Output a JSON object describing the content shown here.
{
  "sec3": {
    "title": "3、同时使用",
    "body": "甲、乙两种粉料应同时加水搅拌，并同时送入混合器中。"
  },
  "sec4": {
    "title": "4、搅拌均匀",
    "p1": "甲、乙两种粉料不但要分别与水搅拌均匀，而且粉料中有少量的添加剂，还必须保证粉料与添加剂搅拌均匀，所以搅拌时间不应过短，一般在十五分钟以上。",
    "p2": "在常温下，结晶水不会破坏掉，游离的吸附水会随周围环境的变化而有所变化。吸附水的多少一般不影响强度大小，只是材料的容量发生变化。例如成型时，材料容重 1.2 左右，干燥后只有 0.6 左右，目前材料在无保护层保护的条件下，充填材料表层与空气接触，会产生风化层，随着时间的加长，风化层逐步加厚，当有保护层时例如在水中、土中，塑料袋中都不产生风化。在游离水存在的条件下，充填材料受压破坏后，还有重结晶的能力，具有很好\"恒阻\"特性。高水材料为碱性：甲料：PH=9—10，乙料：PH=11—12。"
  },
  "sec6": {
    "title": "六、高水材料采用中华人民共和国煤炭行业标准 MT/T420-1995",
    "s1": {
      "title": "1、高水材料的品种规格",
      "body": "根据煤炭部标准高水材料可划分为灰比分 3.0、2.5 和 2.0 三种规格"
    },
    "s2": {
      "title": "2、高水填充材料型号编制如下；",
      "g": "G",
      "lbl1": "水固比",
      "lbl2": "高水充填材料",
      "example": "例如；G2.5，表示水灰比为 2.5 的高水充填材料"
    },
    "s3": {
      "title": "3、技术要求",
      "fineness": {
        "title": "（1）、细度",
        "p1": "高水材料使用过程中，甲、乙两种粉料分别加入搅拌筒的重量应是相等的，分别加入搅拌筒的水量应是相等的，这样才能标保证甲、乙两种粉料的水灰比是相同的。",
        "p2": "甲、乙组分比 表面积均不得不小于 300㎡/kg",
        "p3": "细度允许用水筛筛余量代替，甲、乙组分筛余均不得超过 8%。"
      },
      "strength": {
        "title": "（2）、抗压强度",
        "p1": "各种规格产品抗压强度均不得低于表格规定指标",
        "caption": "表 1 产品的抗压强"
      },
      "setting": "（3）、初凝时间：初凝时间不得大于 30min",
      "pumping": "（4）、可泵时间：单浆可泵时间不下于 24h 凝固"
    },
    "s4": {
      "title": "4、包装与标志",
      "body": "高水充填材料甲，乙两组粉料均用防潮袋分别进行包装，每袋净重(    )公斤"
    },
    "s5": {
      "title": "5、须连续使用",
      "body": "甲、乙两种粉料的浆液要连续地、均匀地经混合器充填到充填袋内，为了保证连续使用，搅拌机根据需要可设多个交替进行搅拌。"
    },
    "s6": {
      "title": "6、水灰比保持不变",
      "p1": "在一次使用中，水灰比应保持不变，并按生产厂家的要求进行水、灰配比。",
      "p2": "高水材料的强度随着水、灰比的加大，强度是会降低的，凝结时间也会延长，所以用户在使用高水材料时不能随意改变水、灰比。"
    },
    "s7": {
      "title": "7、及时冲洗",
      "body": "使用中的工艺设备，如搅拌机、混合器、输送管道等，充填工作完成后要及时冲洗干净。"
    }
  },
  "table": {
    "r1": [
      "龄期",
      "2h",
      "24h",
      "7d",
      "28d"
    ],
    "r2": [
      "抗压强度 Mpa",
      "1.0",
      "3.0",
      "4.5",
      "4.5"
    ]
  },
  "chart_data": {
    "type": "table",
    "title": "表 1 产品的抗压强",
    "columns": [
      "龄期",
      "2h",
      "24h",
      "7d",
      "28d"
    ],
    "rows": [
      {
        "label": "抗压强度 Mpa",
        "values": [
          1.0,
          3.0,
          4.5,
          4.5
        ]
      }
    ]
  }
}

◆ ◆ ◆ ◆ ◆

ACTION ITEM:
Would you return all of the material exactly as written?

SOLUTION TO THIS PROBLEM:
Output a JSON object describing the content shown here.
{
  "sec3": {
    "title": "3、同时使用",
    "body": "甲、乙两种粉料应同时加水搅拌，并同时送入混合器中。"
  },
  "sec4": {
    "title": "4、搅拌均匀",
    "p1": "甲、乙两种粉料不但要分别与水搅拌均匀，而且粉料中有少量的添加剂，还必须保证粉料与添加剂搅拌均匀，所以搅拌时间不应过短，一般在十五分钟以上。",
    "p2": "在常温下，结晶水不会破坏掉，游离的吸附水会随周围环境的变化而有所变化。吸附水的多少一般不影响强度大小，只是材料的容量发生变化。例如成型时，材料容重 1.2 左右，干燥后只有 0.6 左右，目前材料在无保护层保护的条件下，充填材料表层与空气接触，会产生风化层，随着时间的加长，风化层逐步加厚，当有保护层时例如在水中、土中，塑料袋中都不产生风化。在游离水存在的条件下，充填材料受压破坏后，还有重结晶的能力，具有很好\"恒阻\"特性。高水材料为碱性：甲料：PH=9—10，乙料：PH=11—12。"
  },
  "sec6": {
    "title": "六、高水材料采用中华人民共和国煤炭行业标准 MT/T420-1995",
    "s1": {
      "title": "1、高水材料的品种规格",
      "body": "根据煤炭部标准高水材料可划分为灰比分 3.0、2.5 和 2.0 三种规格"
    },
    "s2": {
      "title": "2、高水填充材料型号编制如下；",
      "g": "G",
      "lbl1": "水固比",
      "lbl2": "高水充填材料",
      "example": "例如；G2.5，表示水灰比为 2.5 的高水充填材料"
    },
    "s3": {
      "title": "3、技术要求",
      "fineness": {
        "title": "（1）、细度",
        "p1": "高水材料使用过程中，甲、乙两种粉料分别加入搅拌筒的重量应是相等的，分别加入搅拌筒的水量应是相等的，这样才能标保证甲、乙两种粉料的水灰比是相同的。",
        "p2": "甲、乙组分比 表面积均不得不小于 300㎡/kg",
        "p3": "细度允许用水筛筛余量代替，甲、乙组分筛余均不得超过 8%。"
      },
      "strength": {
        "title": "（2）、抗压强度",
        "p1": "各种规格产品抗压强度均不得低于表格规定指标",
        "caption": "表 1 产品的抗压强"
      },
      "setting": "（3）、初凝时间：初凝时间不得大于 30min",
      "pumping": "（4）、可泵时间：单浆可泵时间不下于 24h 凝固"
    },
    "s4": {
      "title": "4、包装与标志",
      "body": "高水充填材料甲，乙两组粉料均用防潮袋分别进行包装，每袋净重(    )公斤"
    },
    "s5": {
      "title": "5、须连续使用",
      "body": "甲、乙两种粉料的浆液要连续地、均匀地经混合器充填到充填袋内，为了保证连续使用，搅拌机根据需要可设多个交替进行搅拌。"
    },
    "s6": {
      "title": "6、水灰比保持不变",
      "p1": "在一次使用中，水灰比应保持不变，并按生产厂家的要求进行水、灰配比。",
      "p2": "高水材料的强度随着水、灰比的加大，强度是会降低的，凝结时间也会延长，所以用户在使用高水材料时不能随意改变水、灰比。"
    },
    "s7": {
      "title": "7、及时冲洗",
      "body": "使用中的工艺设备，如搅拌机、混合器、输送管道等，充填工作完成后要及时冲洗干净。"
    }
  },
  "table": {
    "r1": [
      "龄期",
      "2h",
      "24h",
      "7d",
      "28d"
    ],
    "r2": [
      "抗压强度 Mpa",
      "1.0",
      "3.0",
      "4.5",
      "4.5"
    ]
  },
  "chart_data": {
    "type": "table",
    "title": "表 1 产品的抗压强",
    "columns": [
      "龄期",
      "2h",
      "24h",
      "7d",
      "28d"
    ],
    "rows": [
      {
        "label": "抗压强度 Mpa",
        "values": [
          1.0,
          3.0,
          4.5,
          4.5
        ]
      }
    ]
  }
}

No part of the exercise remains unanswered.